It wasn’t just the journalists and various media outlets constantly reminding me that the pressure was on. External pressure you can learn to ignore. I’m bad at it, for sure, but I’ve been getting better at only listening to the expectations I have for myself. But that can also be a problem, because I expect quite a lot from myself! Not in terms of results. I’m smarter than that. I know there are so many things in XC racing that are out of my control, and it would be silly to place any amount of my self worth on a number on the results sheet. What I expect from myself is that I constantly give everything I have and fully commit to each and every training session, team practice, and race. And let’s be honest…that’s how you eventually get the results, anyways. Nobody ever got a medal simply by thinking about a shiny piece of hardware more than anyone else.
Since winning said piece of hardware, though, life has been a little bit crazier. I don’t know if I could have prepared for what it would mean to everyone back home, but the absolute coolest part of all of this has been having the chance to share this experience with all of you (well, that…and meeting Jeff Daniels from “Dumb and Dumber”). If even one young skier gets inspired by this and decides to stick with sport, commits to their team and enjoys racing, then it’ll have all been worth it.

Giving our coaches the medal of Ikkos for their outstanding support! Erik Flora, Jason Cork, Kikkan, Me, Chris Grover, Matt Whitcomb. 
Photo: Reese Brown/U.S. Ski & Snowboard

So the question is now…what do we do with this? My biggest hope for the sport is that this newfound attention and passion for Cross Country skiing can grow the sport I love so much, and help provide more funding opportunities for our developing athletes. I am absolutely certain that this is not the only gold medal we will ever earn, and I want to make sure we don’t have to wait another 42 years for the next one. The best way YOU can help with this is to keep sharing news about skiing, and encourage the people in your life to go give it a try! And if you’re looking to support our future team USA, you can donate to the US Ski and Snowboard team, and in the comments say that it’s for the Cross Country team. Link: https://donations.usskiandsnowboard.org

Let’s make this happen again!
Photo: Sarah Brunson/U.S. Ski & Snowboard
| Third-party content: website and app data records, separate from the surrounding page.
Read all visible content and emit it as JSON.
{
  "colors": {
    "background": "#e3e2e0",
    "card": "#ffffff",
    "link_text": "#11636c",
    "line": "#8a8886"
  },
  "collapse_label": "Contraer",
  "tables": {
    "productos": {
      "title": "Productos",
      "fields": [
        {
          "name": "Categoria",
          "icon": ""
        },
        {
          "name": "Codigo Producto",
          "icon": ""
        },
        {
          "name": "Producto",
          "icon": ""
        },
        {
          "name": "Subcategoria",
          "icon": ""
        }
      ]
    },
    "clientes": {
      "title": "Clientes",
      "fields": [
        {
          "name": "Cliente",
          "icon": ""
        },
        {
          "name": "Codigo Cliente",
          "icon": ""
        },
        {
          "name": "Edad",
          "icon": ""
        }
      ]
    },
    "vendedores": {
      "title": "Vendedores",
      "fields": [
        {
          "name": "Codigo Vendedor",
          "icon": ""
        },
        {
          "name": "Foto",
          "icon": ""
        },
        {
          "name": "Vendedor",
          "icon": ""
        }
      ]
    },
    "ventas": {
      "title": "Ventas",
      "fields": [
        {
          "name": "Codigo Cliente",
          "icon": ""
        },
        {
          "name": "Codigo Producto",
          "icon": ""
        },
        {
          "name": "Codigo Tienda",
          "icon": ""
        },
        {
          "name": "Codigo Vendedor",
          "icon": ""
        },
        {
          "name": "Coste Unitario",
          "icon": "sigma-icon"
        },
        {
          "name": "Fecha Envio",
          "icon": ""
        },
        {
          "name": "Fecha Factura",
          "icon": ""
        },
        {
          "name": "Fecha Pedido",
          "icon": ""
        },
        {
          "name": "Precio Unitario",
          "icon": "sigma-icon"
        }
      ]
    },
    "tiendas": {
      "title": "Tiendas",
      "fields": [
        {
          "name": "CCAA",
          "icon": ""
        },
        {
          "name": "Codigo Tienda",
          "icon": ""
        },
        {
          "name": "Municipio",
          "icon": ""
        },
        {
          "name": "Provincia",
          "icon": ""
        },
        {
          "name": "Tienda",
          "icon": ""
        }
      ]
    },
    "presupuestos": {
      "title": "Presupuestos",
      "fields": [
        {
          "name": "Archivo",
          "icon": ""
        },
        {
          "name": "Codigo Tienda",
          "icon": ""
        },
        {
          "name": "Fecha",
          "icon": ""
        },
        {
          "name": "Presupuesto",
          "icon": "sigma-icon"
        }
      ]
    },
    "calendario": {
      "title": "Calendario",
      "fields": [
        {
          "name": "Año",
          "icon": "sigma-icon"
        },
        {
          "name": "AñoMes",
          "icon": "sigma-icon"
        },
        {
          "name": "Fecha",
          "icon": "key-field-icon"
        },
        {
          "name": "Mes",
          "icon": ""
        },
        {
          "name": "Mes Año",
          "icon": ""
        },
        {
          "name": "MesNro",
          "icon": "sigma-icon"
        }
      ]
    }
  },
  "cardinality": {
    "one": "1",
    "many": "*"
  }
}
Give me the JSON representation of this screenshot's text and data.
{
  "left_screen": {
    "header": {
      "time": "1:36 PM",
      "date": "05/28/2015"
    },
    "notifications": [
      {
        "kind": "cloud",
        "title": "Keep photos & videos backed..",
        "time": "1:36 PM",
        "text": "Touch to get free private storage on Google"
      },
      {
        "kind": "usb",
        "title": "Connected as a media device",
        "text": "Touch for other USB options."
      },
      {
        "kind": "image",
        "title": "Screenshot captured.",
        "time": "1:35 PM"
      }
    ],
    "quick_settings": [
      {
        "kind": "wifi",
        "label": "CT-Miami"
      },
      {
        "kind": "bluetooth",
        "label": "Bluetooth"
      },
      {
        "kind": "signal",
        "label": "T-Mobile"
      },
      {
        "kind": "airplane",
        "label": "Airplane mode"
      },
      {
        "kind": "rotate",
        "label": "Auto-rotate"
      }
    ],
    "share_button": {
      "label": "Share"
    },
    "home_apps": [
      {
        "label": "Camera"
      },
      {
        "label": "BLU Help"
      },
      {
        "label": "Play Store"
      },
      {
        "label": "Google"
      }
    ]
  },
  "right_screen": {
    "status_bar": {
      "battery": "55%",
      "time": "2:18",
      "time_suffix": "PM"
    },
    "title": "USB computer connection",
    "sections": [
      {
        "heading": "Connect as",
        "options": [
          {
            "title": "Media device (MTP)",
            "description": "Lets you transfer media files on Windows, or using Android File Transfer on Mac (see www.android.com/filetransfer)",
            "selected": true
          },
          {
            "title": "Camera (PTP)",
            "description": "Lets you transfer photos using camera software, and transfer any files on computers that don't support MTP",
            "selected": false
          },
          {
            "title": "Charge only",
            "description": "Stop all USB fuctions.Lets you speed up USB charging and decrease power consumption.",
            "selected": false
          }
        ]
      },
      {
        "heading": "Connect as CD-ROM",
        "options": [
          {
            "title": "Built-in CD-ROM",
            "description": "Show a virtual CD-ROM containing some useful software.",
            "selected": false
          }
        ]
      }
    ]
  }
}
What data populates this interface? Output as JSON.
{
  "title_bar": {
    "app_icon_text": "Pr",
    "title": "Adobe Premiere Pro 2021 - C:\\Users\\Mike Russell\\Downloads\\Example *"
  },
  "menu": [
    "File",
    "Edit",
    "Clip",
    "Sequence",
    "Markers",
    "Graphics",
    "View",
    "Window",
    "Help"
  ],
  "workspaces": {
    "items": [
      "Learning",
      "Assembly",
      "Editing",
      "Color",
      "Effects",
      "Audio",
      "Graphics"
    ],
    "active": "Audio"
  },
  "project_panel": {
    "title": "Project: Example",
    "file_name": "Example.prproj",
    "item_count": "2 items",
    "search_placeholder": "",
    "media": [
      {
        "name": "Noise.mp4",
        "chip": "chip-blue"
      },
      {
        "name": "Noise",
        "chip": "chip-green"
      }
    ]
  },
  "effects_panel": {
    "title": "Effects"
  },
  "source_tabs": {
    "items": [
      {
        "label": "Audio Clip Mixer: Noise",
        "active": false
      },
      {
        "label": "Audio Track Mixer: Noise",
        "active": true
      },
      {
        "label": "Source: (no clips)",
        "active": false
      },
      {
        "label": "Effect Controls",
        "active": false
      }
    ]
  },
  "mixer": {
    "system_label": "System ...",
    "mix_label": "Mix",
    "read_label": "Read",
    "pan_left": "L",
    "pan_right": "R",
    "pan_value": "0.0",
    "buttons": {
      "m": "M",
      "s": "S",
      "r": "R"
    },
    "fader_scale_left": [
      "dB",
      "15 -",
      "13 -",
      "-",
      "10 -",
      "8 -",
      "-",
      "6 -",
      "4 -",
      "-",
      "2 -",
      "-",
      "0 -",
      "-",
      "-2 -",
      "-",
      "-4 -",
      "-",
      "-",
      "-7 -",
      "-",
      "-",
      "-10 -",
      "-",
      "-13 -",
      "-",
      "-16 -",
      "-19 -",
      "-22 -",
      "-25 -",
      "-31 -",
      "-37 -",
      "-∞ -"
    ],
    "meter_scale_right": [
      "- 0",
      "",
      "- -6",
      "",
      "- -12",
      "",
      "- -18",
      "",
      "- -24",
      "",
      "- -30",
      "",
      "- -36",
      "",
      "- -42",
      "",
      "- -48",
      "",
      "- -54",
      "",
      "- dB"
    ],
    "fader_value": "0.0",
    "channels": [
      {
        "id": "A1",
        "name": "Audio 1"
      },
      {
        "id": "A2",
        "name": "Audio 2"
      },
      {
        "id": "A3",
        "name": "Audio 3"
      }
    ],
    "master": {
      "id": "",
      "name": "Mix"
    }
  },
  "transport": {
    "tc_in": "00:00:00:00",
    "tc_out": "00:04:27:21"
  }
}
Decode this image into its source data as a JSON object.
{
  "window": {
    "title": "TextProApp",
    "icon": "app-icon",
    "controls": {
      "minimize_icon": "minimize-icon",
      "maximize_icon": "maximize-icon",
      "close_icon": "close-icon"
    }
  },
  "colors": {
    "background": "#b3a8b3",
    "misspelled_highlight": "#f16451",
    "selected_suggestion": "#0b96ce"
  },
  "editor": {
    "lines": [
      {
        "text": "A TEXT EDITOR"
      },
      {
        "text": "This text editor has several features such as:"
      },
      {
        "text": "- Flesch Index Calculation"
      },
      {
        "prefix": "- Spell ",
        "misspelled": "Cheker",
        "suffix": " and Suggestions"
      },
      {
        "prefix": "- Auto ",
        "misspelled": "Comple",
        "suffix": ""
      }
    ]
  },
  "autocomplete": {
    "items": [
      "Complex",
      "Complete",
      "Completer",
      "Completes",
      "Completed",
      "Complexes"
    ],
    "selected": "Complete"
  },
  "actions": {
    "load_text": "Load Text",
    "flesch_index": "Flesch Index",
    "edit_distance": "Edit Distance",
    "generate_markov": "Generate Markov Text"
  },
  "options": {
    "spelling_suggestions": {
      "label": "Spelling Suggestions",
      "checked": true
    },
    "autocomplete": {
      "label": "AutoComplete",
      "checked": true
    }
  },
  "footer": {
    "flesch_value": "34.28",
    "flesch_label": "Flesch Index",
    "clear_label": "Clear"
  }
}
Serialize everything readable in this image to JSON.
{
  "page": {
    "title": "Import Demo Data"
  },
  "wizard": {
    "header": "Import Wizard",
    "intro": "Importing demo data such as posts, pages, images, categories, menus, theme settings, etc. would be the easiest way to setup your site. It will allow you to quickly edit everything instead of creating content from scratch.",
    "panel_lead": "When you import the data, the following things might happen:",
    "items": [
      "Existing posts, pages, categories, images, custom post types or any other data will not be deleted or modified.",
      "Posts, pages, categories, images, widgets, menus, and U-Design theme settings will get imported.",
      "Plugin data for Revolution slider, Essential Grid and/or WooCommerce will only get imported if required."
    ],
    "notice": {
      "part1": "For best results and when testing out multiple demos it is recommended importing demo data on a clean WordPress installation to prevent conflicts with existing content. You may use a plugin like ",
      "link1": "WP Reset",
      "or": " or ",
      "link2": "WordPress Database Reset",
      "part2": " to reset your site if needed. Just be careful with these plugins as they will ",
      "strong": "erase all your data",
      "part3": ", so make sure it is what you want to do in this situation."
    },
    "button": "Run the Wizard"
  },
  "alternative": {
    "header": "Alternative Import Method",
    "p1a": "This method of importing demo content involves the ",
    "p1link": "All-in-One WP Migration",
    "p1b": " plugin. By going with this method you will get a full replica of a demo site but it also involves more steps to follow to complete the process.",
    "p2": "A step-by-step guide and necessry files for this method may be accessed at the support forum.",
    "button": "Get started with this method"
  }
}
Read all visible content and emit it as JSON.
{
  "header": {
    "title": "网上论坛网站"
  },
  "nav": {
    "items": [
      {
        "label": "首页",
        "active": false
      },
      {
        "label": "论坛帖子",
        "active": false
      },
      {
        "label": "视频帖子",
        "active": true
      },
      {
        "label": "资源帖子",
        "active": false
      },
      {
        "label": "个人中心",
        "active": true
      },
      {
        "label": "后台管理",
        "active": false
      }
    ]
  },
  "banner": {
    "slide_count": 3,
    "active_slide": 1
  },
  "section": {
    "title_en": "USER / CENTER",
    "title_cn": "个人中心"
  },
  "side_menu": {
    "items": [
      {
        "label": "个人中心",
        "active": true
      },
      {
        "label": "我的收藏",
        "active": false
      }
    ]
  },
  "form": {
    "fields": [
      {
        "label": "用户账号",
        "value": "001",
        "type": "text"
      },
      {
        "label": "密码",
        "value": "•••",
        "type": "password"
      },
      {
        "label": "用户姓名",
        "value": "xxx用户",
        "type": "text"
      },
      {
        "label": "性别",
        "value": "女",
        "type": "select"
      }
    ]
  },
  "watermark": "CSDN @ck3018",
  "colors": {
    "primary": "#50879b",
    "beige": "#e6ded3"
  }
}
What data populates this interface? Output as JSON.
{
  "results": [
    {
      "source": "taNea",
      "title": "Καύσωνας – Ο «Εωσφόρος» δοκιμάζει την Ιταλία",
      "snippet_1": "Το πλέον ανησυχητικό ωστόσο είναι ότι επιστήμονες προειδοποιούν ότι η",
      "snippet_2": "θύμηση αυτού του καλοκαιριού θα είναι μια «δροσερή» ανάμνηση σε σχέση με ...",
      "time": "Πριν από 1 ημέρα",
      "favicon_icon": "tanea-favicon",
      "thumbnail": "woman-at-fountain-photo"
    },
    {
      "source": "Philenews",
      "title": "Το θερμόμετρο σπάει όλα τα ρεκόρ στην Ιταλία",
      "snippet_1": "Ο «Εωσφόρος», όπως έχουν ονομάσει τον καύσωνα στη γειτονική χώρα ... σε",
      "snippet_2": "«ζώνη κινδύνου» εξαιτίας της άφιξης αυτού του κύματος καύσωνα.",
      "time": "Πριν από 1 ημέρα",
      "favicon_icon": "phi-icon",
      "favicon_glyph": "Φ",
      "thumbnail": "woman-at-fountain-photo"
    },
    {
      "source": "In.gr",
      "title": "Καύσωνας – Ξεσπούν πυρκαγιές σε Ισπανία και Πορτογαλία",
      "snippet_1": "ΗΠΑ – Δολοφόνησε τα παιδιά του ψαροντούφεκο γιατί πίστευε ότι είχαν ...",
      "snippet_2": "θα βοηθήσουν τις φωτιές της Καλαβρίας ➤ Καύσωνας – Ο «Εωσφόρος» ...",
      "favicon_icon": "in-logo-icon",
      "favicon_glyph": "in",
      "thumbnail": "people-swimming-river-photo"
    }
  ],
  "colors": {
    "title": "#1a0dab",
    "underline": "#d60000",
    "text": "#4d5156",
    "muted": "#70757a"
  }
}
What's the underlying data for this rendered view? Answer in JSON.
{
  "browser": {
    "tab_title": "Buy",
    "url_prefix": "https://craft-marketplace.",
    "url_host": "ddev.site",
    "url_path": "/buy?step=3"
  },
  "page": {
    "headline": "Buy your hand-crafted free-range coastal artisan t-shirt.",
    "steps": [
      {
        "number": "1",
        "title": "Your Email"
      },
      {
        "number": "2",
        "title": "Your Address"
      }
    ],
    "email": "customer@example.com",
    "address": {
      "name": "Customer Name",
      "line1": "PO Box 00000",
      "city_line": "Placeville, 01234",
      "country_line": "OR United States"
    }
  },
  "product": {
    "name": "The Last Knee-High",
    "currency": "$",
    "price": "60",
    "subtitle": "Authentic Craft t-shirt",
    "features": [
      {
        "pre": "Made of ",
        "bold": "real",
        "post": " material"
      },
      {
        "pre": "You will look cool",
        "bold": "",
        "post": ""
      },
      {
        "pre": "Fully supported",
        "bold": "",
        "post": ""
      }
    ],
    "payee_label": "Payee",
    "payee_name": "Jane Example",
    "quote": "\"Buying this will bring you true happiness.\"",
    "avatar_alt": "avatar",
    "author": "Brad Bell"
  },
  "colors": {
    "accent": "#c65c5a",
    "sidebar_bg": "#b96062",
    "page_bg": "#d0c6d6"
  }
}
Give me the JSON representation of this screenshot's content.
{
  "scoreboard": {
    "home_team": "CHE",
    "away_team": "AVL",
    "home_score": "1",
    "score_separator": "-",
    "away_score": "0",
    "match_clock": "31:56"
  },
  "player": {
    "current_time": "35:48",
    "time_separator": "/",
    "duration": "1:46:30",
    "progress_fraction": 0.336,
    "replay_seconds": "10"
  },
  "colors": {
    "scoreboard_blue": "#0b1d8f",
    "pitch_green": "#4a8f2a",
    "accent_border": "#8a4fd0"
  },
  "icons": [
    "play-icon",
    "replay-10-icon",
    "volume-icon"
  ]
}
The other project I’m the most passionate about is getting the World Cup to come to the United States. As I type this, a team of dedicated people are working and the wheels have been in motion for a year already to try to make this happen! I think this is so incredibly important because I saw the fire in the eyes of all the junior athletes and little kids who were on the side of the race courses at the Canadian World Cups. You could feel the energy in the air, and I still remember the spark I felt getting to see the World Cup live and in person for the first time. It ignites the passion for training hard, working towards your goals and dreaming bigger like nothing else can. And I want that for all our skiers back home, to have that chance to come see it and watch the World’s best fight it out right in front of them. So when that bid happens, if we are given the chance to get this world cup, we need to make it absolutely huge. If we ever want the chance to have another one ever again, we need to show that the US wants this and cares about it, so everyone needs to come see it!
I feel like there should be a prize for making it to the end of this blog. Congrats! You got through Jessie’s strange stream-of-consciousness style of writing! More coming later on the end of the World Cup season, but for now, thanks to everyone for the amazing outpouring of support and enthusiasm! It has meant so much to me.

Happy kids! Anne, Andy, me, Sophie, Paddy, Simi. (photo from Logan Hanneman)